This past week, The Observer-Reporter published a piece by Jeff Kotula, president of the Washington County Chamber of Commerce in Pennsylvania, regarding the criticality of energy infrastructure in both state and national economies.
Throughout Pennsylvania, in Washington County specifically, the natural gas industry “brings jobs, creates small business opportunities, and encourages more people to move into our area,” as Kotula wrote. In fact, Washington County received the largest share of drilling impact fees, otherwise known as Act 13 funds, out of all 67 Pennsylvania counties. In total, $146 million was collected from natural gas producers across the state, according to recent data from the Pennsylvania Public Utility Commission, Of this pot of money, Washington County received $4.5 million while municipalities in the county received an additional $7.7 million. The county would not have these funds in their coffers if not for the energy industry.

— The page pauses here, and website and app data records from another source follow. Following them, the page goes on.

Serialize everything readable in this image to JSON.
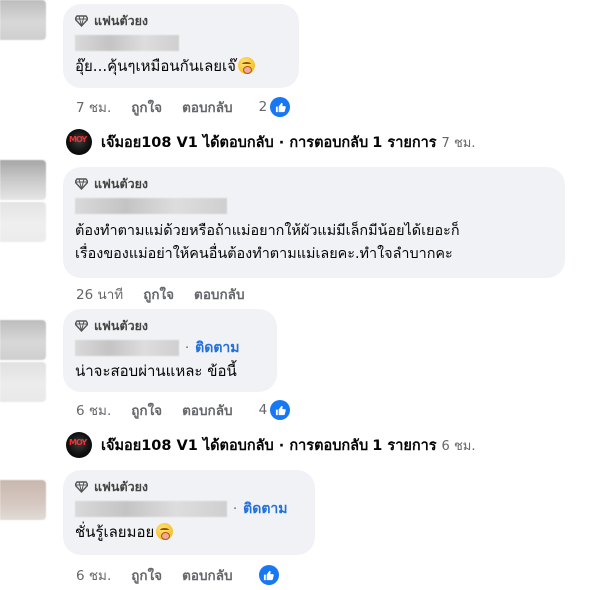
{
  "badge_label": "แฟนตัวยง",
  "comments": [
    {
      "text": "อุ๊ย...คุ้นๆเหมือนกันเลยเจ๊",
      "emoji": "astonished-face-icon",
      "time": "7 ชม.",
      "like_label": "ถูกใจ",
      "reply_label": "ตอบกลับ",
      "reaction_count": "2",
      "follow_label": ""
    },
    {
      "text_lines": [
        "ต้องทำตามแม่ด้วยหรือถ้าแม่อยากให้ผัวแม่มีเล็กมีน้อยได้เยอะก็",
        "เรื่องของแม่อย่าให้คนอื่นต้องทำตามแม่เลยคะ.ทำใจลำบากคะ"
      ],
      "time": "26 นาที",
      "like_label": "ถูกใจ",
      "reply_label": "ตอบกลับ"
    },
    {
      "text": "น่าจะสอบผ่านแหละ ข้อนี้",
      "time": "6 ชม.",
      "like_label": "ถูกใจ",
      "reply_label": "ตอบกลับ",
      "reaction_count": "4",
      "follow_label": "ติดตาม"
    },
    {
      "text": "ชั่นรู้เลยมอย",
      "emoji": "astonished-face-icon",
      "time": "6 ชม.",
      "like_label": "ถูกใจ",
      "reply_label": "ตอบกลับ",
      "follow_label": "ติดตาม"
    }
  ],
  "replies": [
    {
      "name": "เจ๊มอย108 V1",
      "action": "ได้ตอบกลับ · การตอบกลับ",
      "count": "1 รายการ",
      "time": "7 ชม."
    },
    {
      "name": "เจ๊มอย108 V1",
      "action": "ได้ตอบกลับ · การตอบกลับ",
      "count": "1 รายการ",
      "time": "6 ชม."
    }
  ],
  "colors": {
    "bubble": "#f0f2f5",
    "link": "#216fdb",
    "like": "#1877f2",
    "muted": "#65676b"
  }
}
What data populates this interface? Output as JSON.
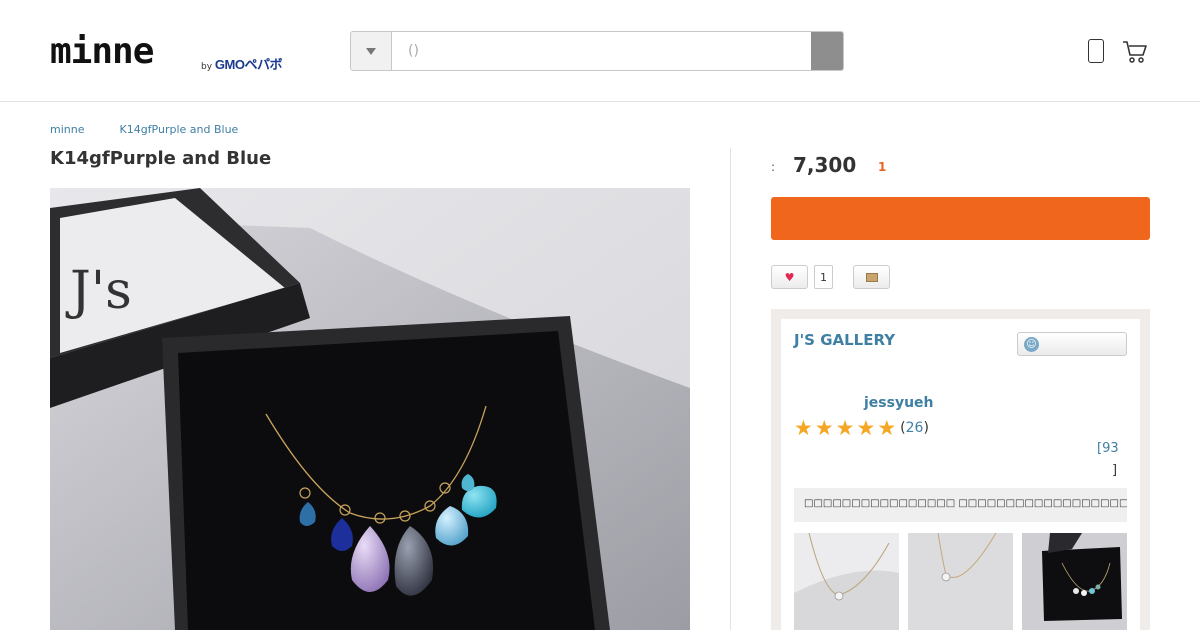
{
  "header": {
    "logo_text": "minne",
    "logo_by": "by",
    "logo_company": "GMOペパボ",
    "search_placeholder": "()"
  },
  "breadcrumb": [
    "minne",
    "K14gfPurple and Blue"
  ],
  "product": {
    "title": "K14gfPurple and Blue",
    "price_label": ":",
    "price": "7,300",
    "stock": "1"
  },
  "actions": {
    "favorite_count": "1"
  },
  "shop": {
    "name": "J'S GALLERY",
    "owner": "jessyueh",
    "review_count_open": "(",
    "review_count": "26",
    "review_count_close": ")",
    "rating": 5,
    "items_count_prefix": "[93",
    "items_count_suffix": "]",
    "description": "□□□□□□□□□□□□□□□□ □□□□□□□□□□□□□□□□□□□□↗□"
  },
  "colors": {
    "accent": "#f0661d",
    "link": "#3e7fa3",
    "stock": "#e8641e",
    "star": "#f5a623"
  },
  "icons": [
    "phone-icon",
    "cart-icon",
    "heart-icon",
    "envelope-icon",
    "smile-icon",
    "star-icon",
    "dropdown-triangle-icon"
  ]
}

The most vital part of the equation in all of this? Kotula points to pipelines being the cornerstone of the energy sector’s success. Plainly stated, Kotula writes, “A modern pipeline infrastructure is crucial, not only for the continued development of the energy industry, but also to maintain the quality of life we expect in the United States.”
Read the full piece below:
October 27th, 2021
By: Jeff Kotula
In Washington County, we say the “power to prosper is right under our feet.” This saying, in reference to our county’s prominence in the energy industry, is easily demonstrated with the amount of energy activity that continues to produce positive impacts in our region.
Since the discovery of the Marcellus Shale Play, the county has attracted countless energy producers and midstream companies, along with the vendors that support the industry. In addition to this investment, the natural gas industry brings jobs, creates small business opportunities, and encourages more people to move into our area. It has had a significant financial impact on our local community.
According to the most recent data from the Pennsylvania Public Utility Commission, Washington County received the largest share of more than $146 million that was collected from natural gas producers across the state in impact fees, also known as Act 13 funds. The county itself collected nearly $4.5 million – the most among Pennsylvania’s 67 counties – and our local municipalities received more than $7.7 million. Together, this $12.2 million in impact fees ranks first overall among counties in Pennsylvania. Washington County also led the state in the number of wells with 1,892.
However, for all the economic activity and jobs the natural gas industry creates, our power to prosper is limited by our ability to drive that energy to the market where consumers and businesses can harness the full advantages of this low-cost, plentiful resource. It provides no benefit if we cannot get the resource to consumers and to do that, we need pipelines to deliver our energy.
A modern pipeline infrastructure is crucial, not only for the continued development of the energy industry, but also to maintain the quality of life we expect in the United States. In fact, last year alone natural gas accounted for 34% of the nation’s total energy usage, according to the U.S. Energy Information Administration. The energy transported by the 2.6 million miles of pipeline in our country affects almost every aspect of our lives – heating and cooling our homes, manufacturing goods, powering our economy, and assuring our global security.
And as demand grows, we need to continue to support the production of natural gas in our state. However, it is equally important that we encourage the development of the pipeline infrastructure necessary to deliver it to the market safely. The Consumer Energy Alliance reports that 99.99% of all petroleum and natural gas products are transported through pipelines safely, and pipelines are nearly five times safer than moving the same volume the same distance by rail. Pipelines have safety technologies to quickly stop accidents if they occur, and operators spend over $2.2 billion annually to ensure pipeline safety.
In our region, natural gas has been an economic driver for our county and country for nearly two decades. It has attracted new investment and jobs as well as produced countless benefits for consumers and business through lower energy prices and costs savings. But production is only one component of our energy portfolio. Building a modern energy infrastructure will complete the connection between Washington County’s resources and our nation’s energy independence.
Jeff Kotula is president of the Washington County Chamber of Commerce.